• [WHAT TO WORK ON]:
Count the lines below containing "động"; state the number only.

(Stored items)
━━━━━━━━━━

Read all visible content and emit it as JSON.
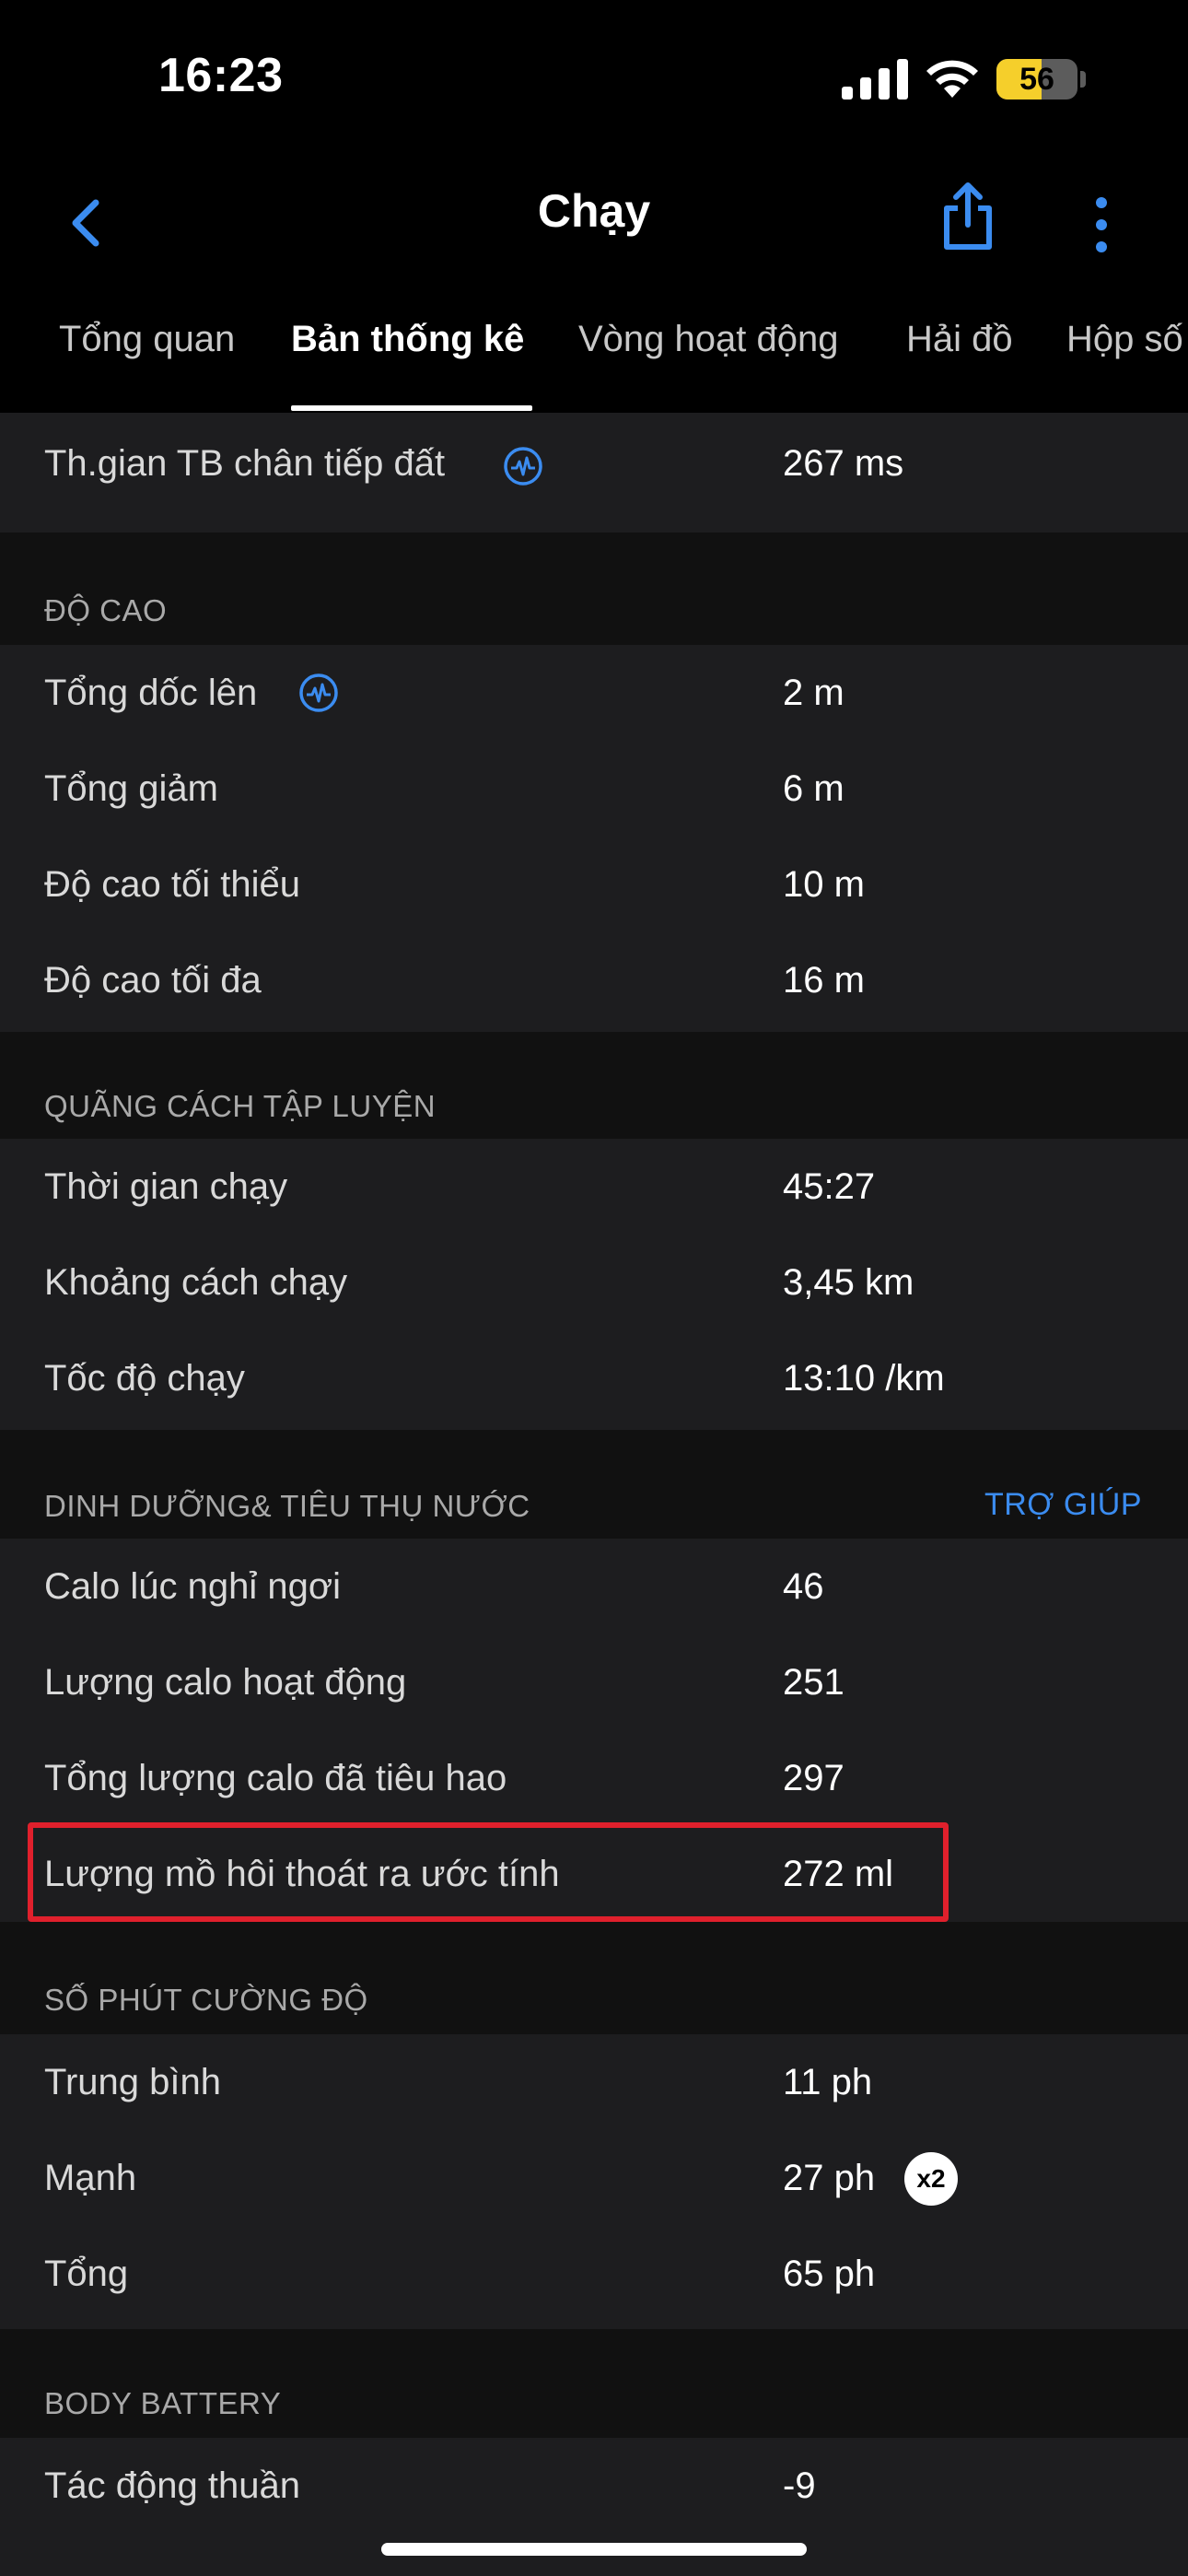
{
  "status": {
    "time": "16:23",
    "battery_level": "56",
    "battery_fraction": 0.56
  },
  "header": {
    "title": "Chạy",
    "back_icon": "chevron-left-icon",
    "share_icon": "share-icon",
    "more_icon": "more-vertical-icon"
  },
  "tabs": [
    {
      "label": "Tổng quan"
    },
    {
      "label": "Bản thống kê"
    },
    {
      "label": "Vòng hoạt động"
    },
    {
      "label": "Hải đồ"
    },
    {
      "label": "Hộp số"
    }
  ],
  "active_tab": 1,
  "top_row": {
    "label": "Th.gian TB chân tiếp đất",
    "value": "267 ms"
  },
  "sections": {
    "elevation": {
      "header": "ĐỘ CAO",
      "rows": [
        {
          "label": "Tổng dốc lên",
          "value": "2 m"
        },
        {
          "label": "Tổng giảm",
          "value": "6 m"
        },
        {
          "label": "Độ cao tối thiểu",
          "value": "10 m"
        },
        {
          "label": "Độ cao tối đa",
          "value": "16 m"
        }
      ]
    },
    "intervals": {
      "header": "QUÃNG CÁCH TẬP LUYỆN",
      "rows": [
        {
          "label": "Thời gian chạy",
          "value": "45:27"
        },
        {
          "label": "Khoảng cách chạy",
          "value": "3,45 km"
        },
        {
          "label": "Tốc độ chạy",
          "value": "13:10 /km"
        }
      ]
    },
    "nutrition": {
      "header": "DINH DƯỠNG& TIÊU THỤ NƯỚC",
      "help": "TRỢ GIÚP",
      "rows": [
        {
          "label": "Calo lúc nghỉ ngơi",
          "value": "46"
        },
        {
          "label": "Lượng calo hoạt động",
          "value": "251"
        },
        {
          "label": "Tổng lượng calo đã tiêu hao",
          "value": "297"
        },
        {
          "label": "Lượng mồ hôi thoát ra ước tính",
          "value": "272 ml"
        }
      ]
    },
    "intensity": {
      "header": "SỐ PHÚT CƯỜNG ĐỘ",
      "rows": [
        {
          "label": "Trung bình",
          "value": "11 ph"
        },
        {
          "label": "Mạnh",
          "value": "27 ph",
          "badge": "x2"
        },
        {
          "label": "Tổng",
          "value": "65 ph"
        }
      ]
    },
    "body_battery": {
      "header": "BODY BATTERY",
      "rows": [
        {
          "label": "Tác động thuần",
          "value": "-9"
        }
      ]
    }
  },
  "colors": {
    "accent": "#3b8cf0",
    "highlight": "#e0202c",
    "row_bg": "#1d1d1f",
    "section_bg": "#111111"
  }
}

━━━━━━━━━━

• [ANSWER TO THIS TASK]:
3